The following contains spoilers for Immortal X-Men #10, now on sale from Marvel Comics
The X-Men has, since the very beginning, been rooted in the optimism that comes with education. The Xavier School for Gifted Youngsters was meant to be a place mutants could feel safe and accepted, given guidance that could turn them into heroes. But all along, there was a far more pessimistic purpose behind the team’s formation.
Professor X spends most of Immortal X-Men #10 (by Kieron Gillen, Lucas Werneck, David Curiel, and VC’s Clayton Cowles) reflecting on the true nature of the X-Men as a team, and why he formed them in the first place. While his reasoning makes perfect logical sense in-universe, it paints the entire concept in a dark light while subverting fundamental aspects of the franchise.The majority of Immortal X-Men #10 is focused on the aftermath of Mister Sinister’s slaughter of a quarter of the Quiet Council. Despite targeting Hope to dismantle mutant resurrection, Synch’s increased capabilities allow him to revive the fallen mutants. As a result, Xavier is able to take part in the hunt for the villain, helping condemn him to the Pit. Throughout the issue, Xavier quietly notes to himself how dangerous people in his orbit are. Starting with himself and working all the way down through his students, there is a massive well of power that was waiting to be tapped. Even beyond Omega-Level Mutants, the X-Men have enough power to bring down pretty much any threat thrown their way.
Xavier notes that while he always wanted to help people, his telepathy has always granted him a pragmatic perspective on others and himself. Xavier confesses that when he recruited the X-Men, Cerebro gave him access to see all mutants. But rather than fully dedicate himself to helping people like the Morlocks or even working towards saving as many as he could, Xavier became quietly selective about his recruits. This explains the sheer wealth of power found in the X-Men’s ranks — even beyond mutant capability, as Xavier was drawn to Beast’s potentially terrifying intellect and Angel’s overwhelming wealth. The mutants he approached were often ones with skill sets and abilities that made them uniquely capable of handling all sorts of threats.

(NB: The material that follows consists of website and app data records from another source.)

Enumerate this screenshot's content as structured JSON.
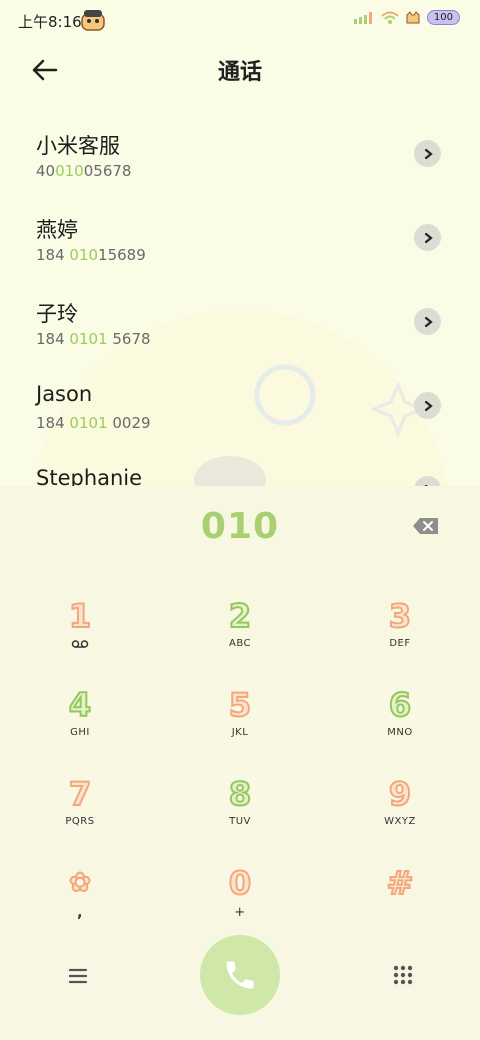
{
  "status": {
    "time": "上午8:16",
    "battery": "100",
    "icons": [
      "mascot-icon",
      "signal-icon",
      "wifi-icon",
      "cat-icon"
    ]
  },
  "header": {
    "title": "通话",
    "back_icon": "arrow-left-icon"
  },
  "contacts": [
    {
      "name": "小米客服",
      "num_pre": "40",
      "num_hl": "010",
      "num_post": "05678"
    },
    {
      "name": "燕婷",
      "num_pre": "184 ",
      "num_hl": "010",
      "num_post": "15689"
    },
    {
      "name": "子玲",
      "num_pre": "184 ",
      "num_hl": "0101",
      "num_post": " 5678"
    },
    {
      "name": "Jason",
      "num_pre": "184 ",
      "num_hl": "0101",
      "num_post": " 0029"
    },
    {
      "name": "Stephanie",
      "num_pre": "",
      "num_hl": "",
      "num_post": ""
    }
  ],
  "dialer": {
    "display": "010",
    "backspace_icon": "backspace-icon",
    "keys": [
      {
        "digit": "1",
        "letters": "",
        "green": false
      },
      {
        "digit": "2",
        "letters": "ABC",
        "green": true
      },
      {
        "digit": "3",
        "letters": "DEF",
        "green": false
      },
      {
        "digit": "4",
        "letters": "GHI",
        "green": true
      },
      {
        "digit": "5",
        "letters": "JKL",
        "green": false
      },
      {
        "digit": "6",
        "letters": "MNO",
        "green": true
      },
      {
        "digit": "7",
        "letters": "PQRS",
        "green": false
      },
      {
        "digit": "8",
        "letters": "TUV",
        "green": true
      },
      {
        "digit": "9",
        "letters": "WXYZ",
        "green": false
      },
      {
        "digit": "✿",
        "letters": ",",
        "green": false
      },
      {
        "digit": "0",
        "letters": "+",
        "green": false
      },
      {
        "digit": "#",
        "letters": "",
        "green": false
      }
    ]
  },
  "bottom": {
    "menu_icon": "menu-icon",
    "call_icon": "phone-icon",
    "keypad_icon": "keypad-icon"
  },
  "colors": {
    "background": "#fbfce6",
    "accent_green": "#a9cf72",
    "key_orange": "#f3a77c",
    "call_button": "#cfe8a8"
  }
}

On the one hand, this ensured his handpicked team could protect other mutants from external dangers — and made them exceptionally capable of dealing with other uncontrolled mutant threats. But Xavier acknowledges and understands why humans fear mutants — and on some level, understands it. Mutants like Proteus, Legion, and Marvel Girl have the power to unmake entire worlds by pure accident, and people like Magneto prove mutant fury can come with a large body count of humans and prospective mutants alike. As such, the X-Men were ultimately formed as a means of making sure mutants don’t wipe themselves and the rest of the world out, helping those they can while handling the ones they can’t.